Whenever "fetch" appears in a line, please copy that line from the data.

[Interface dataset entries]
>>>>>

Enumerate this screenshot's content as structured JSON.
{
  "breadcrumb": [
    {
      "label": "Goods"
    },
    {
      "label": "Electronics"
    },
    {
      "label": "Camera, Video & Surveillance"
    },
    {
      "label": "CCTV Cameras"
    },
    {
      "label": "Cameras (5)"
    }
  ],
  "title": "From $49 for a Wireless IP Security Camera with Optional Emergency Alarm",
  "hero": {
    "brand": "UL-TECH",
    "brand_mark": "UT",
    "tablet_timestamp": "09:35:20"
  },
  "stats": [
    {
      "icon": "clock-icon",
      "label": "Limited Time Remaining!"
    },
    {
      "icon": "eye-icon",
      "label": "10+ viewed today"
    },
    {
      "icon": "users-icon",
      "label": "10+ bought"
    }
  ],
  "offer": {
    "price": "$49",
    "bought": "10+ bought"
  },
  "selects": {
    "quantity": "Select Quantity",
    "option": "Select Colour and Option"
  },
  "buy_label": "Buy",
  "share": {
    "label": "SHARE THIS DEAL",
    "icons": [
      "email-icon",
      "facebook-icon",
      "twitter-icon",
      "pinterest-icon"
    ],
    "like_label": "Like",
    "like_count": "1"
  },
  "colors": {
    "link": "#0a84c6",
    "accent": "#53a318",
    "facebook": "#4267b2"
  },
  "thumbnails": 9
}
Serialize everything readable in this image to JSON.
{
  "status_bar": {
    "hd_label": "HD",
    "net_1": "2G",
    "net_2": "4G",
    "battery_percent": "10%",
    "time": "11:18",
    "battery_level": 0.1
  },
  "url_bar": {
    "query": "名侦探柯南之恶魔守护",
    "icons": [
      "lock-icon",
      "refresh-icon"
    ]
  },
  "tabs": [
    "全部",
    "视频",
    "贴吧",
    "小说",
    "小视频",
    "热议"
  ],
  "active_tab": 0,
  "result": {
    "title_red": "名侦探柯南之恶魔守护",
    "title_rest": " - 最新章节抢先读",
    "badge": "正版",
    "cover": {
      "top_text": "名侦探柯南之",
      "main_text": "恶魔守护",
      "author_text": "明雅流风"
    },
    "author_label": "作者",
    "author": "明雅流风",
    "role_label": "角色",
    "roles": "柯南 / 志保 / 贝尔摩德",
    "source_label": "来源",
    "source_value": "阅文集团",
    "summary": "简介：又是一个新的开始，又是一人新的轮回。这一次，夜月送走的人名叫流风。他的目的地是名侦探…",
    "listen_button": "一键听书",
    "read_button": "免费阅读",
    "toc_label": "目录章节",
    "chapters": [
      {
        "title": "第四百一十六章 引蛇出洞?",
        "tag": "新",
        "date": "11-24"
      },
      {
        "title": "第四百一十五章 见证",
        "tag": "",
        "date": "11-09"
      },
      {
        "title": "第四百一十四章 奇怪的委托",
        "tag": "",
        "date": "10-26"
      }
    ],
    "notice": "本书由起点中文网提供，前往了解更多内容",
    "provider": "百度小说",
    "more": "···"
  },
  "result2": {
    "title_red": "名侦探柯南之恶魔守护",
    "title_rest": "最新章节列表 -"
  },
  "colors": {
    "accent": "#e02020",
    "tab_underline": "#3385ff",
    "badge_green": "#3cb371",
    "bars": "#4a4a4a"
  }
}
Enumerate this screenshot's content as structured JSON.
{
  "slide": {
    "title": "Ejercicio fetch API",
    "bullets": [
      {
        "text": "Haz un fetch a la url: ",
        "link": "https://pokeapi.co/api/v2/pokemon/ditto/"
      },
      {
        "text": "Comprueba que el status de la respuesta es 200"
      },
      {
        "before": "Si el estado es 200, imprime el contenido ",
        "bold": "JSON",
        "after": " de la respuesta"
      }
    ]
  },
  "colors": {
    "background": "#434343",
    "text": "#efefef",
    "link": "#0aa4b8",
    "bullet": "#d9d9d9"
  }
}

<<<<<

Task response:
    "title": "Ejercicio fetch API",
        "text": "Haz un fetch a la url: ",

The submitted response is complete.